EXERCISE OBJECTIVE | What do the entries below say? Restate them word for word.

::: TASK INPUT

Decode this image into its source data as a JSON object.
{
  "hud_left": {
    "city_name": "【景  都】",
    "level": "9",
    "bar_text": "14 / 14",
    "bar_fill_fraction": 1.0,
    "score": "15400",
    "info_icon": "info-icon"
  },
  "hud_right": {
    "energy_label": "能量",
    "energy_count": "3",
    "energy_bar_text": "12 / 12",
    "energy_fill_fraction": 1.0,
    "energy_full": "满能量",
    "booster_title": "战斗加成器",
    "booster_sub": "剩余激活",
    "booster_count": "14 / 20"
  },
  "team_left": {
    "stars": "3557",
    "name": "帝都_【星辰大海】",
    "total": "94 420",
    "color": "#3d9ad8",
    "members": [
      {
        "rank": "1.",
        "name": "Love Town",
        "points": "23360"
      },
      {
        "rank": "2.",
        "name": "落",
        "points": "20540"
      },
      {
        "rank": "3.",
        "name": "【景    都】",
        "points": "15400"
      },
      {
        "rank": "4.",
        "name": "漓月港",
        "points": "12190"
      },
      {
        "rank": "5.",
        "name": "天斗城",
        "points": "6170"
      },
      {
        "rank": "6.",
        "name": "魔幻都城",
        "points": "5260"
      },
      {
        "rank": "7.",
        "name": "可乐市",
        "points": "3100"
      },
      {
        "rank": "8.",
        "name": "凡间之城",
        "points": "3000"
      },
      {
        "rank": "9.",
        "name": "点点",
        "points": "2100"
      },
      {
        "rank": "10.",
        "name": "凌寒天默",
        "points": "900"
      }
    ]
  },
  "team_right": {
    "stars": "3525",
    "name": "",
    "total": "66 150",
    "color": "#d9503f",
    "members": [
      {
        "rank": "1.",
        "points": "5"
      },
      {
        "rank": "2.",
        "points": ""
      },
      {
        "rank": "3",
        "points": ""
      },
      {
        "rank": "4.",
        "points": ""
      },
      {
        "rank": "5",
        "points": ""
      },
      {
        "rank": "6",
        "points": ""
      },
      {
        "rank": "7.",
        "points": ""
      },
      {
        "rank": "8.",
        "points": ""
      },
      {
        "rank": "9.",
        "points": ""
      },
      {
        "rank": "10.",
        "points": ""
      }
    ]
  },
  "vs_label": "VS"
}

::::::

ANSWER FOR THE TASK |
Decode this image into its source data as a JSON object.
{
  "hud_left": {
    "city_name": "【景  都】",
    "level": "9",
    "bar_text": "14 / 14",
    "bar_fill_fraction": 1.0,
    "score": "15400",
    "info_icon": "info-icon"
  },
  "hud_right": {
    "energy_label": "能量",
    "energy_count": "3",
    "energy_bar_text": "12 / 12",
    "energy_fill_fraction": 1.0,
    "energy_full": "满能量",
    "booster_title": "战斗加成器",
    "booster_sub": "剩余激活",
    "booster_count": "14 / 20"
  },
  "team_left": {
    "stars": "3557",
    "name": "帝都_【星辰大海】",
    "total": "94 420",
    "color": "#3d9ad8",
    "members": [
      {
        "rank": "1.",
        "name": "Love Town",
        "points": "23360"
      },
      {
        "rank": "2.",
        "name": "落",
        "points": "20540"
      },
      {
        "rank": "3.",
        "name": "【景    都】",
        "points": "15400"
      },
      {
        "rank": "4.",
        "name": "漓月港",
        "points": "12190"
      },
      {
        "rank": "5.",
        "name": "天斗城",
        "points": "6170"
      },
      {
        "rank": "6.",
        "name": "魔幻都城",
        "points": "5260"
      },
      {
        "rank": "7.",
        "name": "可乐市",
        "points": "3100"
      },
      {
        "rank": "8.",
        "name": "凡间之城",
        "points": "3000"
      },
      {
        "rank": "9.",
        "name": "点点",
        "points": "2100"
      },
      {
        "rank": "10.",
        "name": "凌寒天默",
        "points": "900"
      }
    ]
  },
  "team_right": {
    "stars": "3525",
    "name": "",
    "total": "66 150",
    "color": "#d9503f",
    "members": [
      {
        "rank": "1.",
        "points": "5"
      },
      {
        "rank": "2.",
        "points": ""
      },
      {
        "rank": "3",
        "points": ""
      },
      {
        "rank": "4.",
        "points": ""
      },
      {
        "rank": "5",
        "points": ""
      },
      {
        "rank": "6",
        "points": ""
      },
      {
        "rank": "7.",
        "points": ""
      },
      {
        "rank": "8.",
        "points": ""
      },
      {
        "rank": "9.",
        "points": ""
      },
      {
        "rank": "10.",
        "points": ""
      }
    ]
  },
  "vs_label": "VS"
}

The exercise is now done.